AT&SF Class 5001 Axles – Trailing Truck
Having finished the B&O EM-1 project plus a couple of minor things hanging around, I am now back onto my own personal ATSF 2-10-4’s. While this project was on hold, I decided that it definitely deserved hollow axles on the drivers. With all the other exacting detailing, it would just look wrong without that touch, so this episode is devoted to installing hollow axles on the driver sets. Most of the work involved in this was covered in an earlier project on a C&O Allegheny, so I will not hit every single detail.
The 10 photos labeled ” Axles-1″ through “Axles-10″ show many of the steps involved, although I skipped the re-assembly of the wheelsets due to that being identical with the previously published work. I concentrated on actual fabrication of the axles in this part.
I used the same thick walled stainless steel tubing for these axles, cutting blanks slightly over 1.5” long.
axle 1 ⤵
Each blank is then chucked up in a 4-jaw chuck to make exact centering possible. 3-jaw chucks cannot center up parts precisely enough for making axles. The slightest error will show up in rough running engines. In the second photo, I have shown how to use a dial indicator to make certain you have very precise centering of the work piece before you start machining.
axle 2 ⤵

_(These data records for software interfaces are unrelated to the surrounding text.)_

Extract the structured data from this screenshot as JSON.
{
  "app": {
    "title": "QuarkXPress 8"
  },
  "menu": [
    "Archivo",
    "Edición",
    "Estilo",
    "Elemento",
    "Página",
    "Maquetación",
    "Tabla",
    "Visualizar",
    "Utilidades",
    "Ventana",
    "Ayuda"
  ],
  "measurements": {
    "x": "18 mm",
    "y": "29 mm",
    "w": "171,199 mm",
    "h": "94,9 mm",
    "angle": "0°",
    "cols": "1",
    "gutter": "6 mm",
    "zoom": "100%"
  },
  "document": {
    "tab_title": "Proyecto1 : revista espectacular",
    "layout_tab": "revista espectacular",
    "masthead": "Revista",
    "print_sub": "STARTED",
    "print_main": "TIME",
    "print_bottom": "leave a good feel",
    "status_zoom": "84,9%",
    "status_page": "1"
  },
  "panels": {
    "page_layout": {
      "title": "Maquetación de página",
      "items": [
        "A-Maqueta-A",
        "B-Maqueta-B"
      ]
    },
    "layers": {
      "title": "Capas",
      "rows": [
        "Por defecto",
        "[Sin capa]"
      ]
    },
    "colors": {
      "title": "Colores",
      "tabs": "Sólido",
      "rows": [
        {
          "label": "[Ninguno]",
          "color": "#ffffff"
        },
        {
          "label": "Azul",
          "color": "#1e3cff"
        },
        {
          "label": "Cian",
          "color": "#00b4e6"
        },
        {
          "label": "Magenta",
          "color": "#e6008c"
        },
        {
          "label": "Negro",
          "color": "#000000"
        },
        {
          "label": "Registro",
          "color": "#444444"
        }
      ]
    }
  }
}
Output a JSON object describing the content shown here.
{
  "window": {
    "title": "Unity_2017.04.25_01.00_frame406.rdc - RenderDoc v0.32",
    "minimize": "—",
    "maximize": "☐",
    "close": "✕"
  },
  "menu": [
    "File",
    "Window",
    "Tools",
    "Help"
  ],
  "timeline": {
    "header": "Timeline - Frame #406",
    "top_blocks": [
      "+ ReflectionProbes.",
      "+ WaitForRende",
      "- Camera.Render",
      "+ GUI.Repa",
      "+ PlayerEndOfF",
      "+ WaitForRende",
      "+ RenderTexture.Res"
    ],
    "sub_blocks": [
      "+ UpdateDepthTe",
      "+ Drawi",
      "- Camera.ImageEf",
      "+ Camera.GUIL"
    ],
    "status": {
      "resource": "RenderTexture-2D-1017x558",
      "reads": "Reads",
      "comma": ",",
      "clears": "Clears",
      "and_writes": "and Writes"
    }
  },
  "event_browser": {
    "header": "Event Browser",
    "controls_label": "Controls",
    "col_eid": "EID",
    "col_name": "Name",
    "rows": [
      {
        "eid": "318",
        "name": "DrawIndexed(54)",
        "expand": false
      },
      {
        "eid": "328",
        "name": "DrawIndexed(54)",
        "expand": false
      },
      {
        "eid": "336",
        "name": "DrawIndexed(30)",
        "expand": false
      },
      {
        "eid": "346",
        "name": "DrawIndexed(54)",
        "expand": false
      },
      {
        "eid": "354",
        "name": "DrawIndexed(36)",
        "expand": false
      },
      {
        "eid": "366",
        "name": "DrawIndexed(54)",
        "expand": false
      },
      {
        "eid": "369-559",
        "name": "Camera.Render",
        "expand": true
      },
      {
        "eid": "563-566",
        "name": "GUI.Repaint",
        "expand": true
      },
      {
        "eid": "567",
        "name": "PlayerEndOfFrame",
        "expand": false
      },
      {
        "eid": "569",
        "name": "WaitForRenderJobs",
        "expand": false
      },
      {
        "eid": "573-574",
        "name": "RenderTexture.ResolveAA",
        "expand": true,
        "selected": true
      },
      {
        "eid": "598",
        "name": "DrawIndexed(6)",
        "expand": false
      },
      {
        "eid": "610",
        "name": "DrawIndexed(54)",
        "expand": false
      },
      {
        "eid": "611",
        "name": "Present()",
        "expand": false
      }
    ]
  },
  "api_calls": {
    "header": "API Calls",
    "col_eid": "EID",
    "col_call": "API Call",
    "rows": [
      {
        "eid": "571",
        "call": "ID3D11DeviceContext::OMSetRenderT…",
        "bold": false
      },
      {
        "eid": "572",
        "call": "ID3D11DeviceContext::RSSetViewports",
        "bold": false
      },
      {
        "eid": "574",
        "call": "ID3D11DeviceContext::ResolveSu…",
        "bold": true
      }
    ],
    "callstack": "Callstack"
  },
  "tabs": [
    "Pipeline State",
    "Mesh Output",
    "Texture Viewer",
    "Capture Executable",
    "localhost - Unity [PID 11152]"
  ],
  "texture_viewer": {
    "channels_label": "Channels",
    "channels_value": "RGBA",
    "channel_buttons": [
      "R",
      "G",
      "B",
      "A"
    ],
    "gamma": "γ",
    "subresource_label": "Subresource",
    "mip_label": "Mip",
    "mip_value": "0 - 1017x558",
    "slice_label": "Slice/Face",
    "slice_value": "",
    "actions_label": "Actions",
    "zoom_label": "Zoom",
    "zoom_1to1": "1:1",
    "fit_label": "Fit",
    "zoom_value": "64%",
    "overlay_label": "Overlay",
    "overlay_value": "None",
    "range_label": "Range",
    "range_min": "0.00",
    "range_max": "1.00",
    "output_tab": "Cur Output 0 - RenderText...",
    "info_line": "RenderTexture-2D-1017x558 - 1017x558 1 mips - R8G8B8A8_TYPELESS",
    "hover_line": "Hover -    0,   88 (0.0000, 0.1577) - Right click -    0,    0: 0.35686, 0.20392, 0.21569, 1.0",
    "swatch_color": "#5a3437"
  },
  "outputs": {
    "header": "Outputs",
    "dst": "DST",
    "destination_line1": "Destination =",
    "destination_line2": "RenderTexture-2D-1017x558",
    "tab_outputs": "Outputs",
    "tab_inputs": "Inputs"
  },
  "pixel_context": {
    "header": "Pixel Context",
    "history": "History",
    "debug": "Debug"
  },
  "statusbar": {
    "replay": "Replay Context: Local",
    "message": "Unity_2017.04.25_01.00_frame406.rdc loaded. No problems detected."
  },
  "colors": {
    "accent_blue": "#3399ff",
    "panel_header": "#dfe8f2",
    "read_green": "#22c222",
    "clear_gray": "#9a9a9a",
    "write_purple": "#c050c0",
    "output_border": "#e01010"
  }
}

I took the photo with the lathe actually spinning so you could see how steady the dial indicator needle should be. It is barely quivering, so the fairly long exposure photo still gives a clear image of it. The point of all this precision is that after machining the first half of the axle, you have to flip it end for end and machine the second half and still get a very accurate axle out of it. Using the 4-jaw chuck and dial indicator and holding the needle movement to under 1/2 mil total movement, the axle is so accurate that it is hard to tell where the dividing line between the two halves is.
axle 3 ⤵
axle 4 ⤵
axle 5 ⤵
axle 6 ⤵
axle 7 ⤵
axle 8 ⤵
axle 9 ⤵
axle 10 ⤵
Note that stainless steel is a little “gummier” than cast iron or some other steels. It tends to squeeze over a bit on edges as you machine it. I just knock that off with a file in most cases, unless more precision is needed. On these axles, the hole tends to get filled in a little as the end is machined, so it is necessary to run a drill into it after machining to clear out the squeezed over material.
You have to take some very accurate measurements of the original axle diameters so bearing blocks will still fit properly and the wheels will still press on tightly. One problem I ran into was that the person who originally machined the great looking Baldwin Disc drivers did not get all the wheel thicknesses exactly the same. That meant I had to calculate the exact axle lengths separately on each wheelset to get the ends of the axles flush with the face of the wheels. I wound up with some minor errors, but they won’t be noticeable after painting, so I did not go to all the trouble of remaking the offending axle.
Another issue involved the axle with the gear on it. USH had knurled the center of that axle so the gear would be a press fit. I had to leave a patch in the center of the axle that was 0.002″ greater in diameter to compensate for that and get a good tight press fit on the gear.
In the photo “Trailing Trk”, I show how I fitted NWSL .145 profile wheels to the trailing truck.
trailing truck ⤵
Because the axle ends on the NWSL wheelsets are smaller diameter than the original USH ones, I had to bush the NWSL axle ends up a bit using short lengths of thin wall tubing. One thing you have to watch out for with the NWSL wheelsets is that they are insulated at the axle, not out at the rim. That makes it easy for the wheel to short against the journal block. I fixed that with a thin insulating washer as shown in the photo. You have to do the same thing for the lead truck, of course.